KIGALI, Rwanda (AP) _ A British-German film on the 1994 Rwandan genocide focuses on the moral lessons of what happened in the country more than a decade ago, one of its stars said.
``It's a wake-up call ... to the fact that the world is not made up of goodies and baddies but of people who can be twisted and bent in all kinds of shapes,'' British actor John Hurt told reporters in Kigali.
Hurt plays a priest who runs a school that is caught up in the violence in Michael Caton-Jones' ``Shooting Dogs.'' The film was to premiere Monday night at the capital's main sports stadium, which itself was the scene of the slaughter of hundreds of Rwandans.
``Shooting Dogs'' depicts the first six days of the genocide as it happened at a high school.
Students of the Ecole Technique Officielle who survived the genocide were invited to attend the premiere.
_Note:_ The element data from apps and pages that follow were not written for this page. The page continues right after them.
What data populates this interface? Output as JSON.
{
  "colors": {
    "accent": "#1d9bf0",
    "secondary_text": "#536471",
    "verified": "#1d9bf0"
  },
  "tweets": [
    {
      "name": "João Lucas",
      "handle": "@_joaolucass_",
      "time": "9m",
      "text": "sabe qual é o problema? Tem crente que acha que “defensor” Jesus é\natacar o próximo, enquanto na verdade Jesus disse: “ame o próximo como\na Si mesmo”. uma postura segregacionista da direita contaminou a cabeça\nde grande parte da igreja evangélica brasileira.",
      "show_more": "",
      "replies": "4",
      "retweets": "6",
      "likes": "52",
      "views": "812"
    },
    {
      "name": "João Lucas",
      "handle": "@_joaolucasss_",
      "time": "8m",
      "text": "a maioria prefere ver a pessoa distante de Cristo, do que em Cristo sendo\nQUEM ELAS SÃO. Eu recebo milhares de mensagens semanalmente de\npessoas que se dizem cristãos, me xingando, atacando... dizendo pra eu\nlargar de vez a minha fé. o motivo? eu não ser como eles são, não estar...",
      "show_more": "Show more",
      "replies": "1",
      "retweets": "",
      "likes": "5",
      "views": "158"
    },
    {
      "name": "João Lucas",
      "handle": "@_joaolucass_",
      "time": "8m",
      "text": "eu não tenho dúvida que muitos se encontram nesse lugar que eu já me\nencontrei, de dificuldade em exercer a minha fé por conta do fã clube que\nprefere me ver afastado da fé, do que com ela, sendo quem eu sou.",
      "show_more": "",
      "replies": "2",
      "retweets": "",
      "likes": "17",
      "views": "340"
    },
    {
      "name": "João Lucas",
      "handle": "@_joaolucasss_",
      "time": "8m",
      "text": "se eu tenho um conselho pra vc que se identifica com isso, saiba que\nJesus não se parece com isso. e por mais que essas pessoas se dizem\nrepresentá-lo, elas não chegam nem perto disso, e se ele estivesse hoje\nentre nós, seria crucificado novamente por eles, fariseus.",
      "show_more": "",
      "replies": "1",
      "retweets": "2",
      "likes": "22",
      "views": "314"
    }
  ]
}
Some of those survivors appeared as extras in the movie, which was shot documentary-style in Rwanda.
In 100 days, extremist Hutu officials and militias killed at least 500,000 ethnic Tutsis and politically moderate Hutus.